In Narratives Technique in the English Novel, Koingsberg argues that the older, neoclassical concept of personal identity is not “a lesser way of depicting character, but, rather, a different one that conformed to an older view of human nature” (Koingsberg). However, rather than merely “different,” I find this method of characterization shallow because it fails to account for the human ability to grow and change. As evidenced within Tom Jones, this perspective allows for the “complexity of human behavior” and acknowledges that no one person is either purely good or purely evil, but its tendency to create static characters destroys the novel’s realism, lessens the enjoyment of reading, and erodes the story’s moral teachings.
To Fielding’s credit, his characters are not short on complexity. Tom Jones, the hero of the story and title character, presents a particularly interesting view of humanity. His gallantry plays against his roguish behavior; his good intentions are contrasted with frequent affairs. While on one hand, Tom and the novel’s other characters reflect the varying motivations and conflicting impulses present within one’s psyche, on the other hand, their behavior soon becomes typified within the bounds of their complexity. Tom’s good intentions become an excuse for the immorality of his actions. His behavior becomes predictable and the plot episodic and dull as the warring elements of his nature become a diatribe on character rather than a dialogue.
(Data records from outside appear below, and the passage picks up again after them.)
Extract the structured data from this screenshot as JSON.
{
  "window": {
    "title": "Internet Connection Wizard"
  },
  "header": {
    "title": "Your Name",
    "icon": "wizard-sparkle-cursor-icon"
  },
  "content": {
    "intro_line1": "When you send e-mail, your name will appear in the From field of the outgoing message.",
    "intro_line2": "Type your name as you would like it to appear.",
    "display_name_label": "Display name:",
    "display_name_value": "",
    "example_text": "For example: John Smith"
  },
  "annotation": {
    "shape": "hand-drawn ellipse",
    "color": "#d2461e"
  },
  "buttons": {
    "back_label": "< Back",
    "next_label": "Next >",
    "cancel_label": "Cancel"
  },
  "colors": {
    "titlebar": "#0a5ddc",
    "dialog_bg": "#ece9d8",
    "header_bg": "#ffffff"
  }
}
While Fielding’s characters serve as a catalyst for spirited debate on a number of topics, thus far in the novel, they remain stunted in sameness. Although their many dimensions add a realistic element to their personalities, at the same time, their failure to evolve renders them flat. Readers can question character judgment and form opinions on morality when reading Tom Jones, but these lessons cannot take root when coming from characters who stay the same. Hopefully, this point will become moot as the novel progresses and characterization continues, but as of now, the complexity of Fielding’s characters does not render them interesting, realistic, or morally instructive.
Fielding, Henry. Tom Jones. Ed. John B. Bender and Simon Stern. Oxford: Oxford UP, 2008. Print.
Konigsberg, Ira. Narrative Technique in the English Novel: Defoe to Austen. Archon Books, 1985. Print.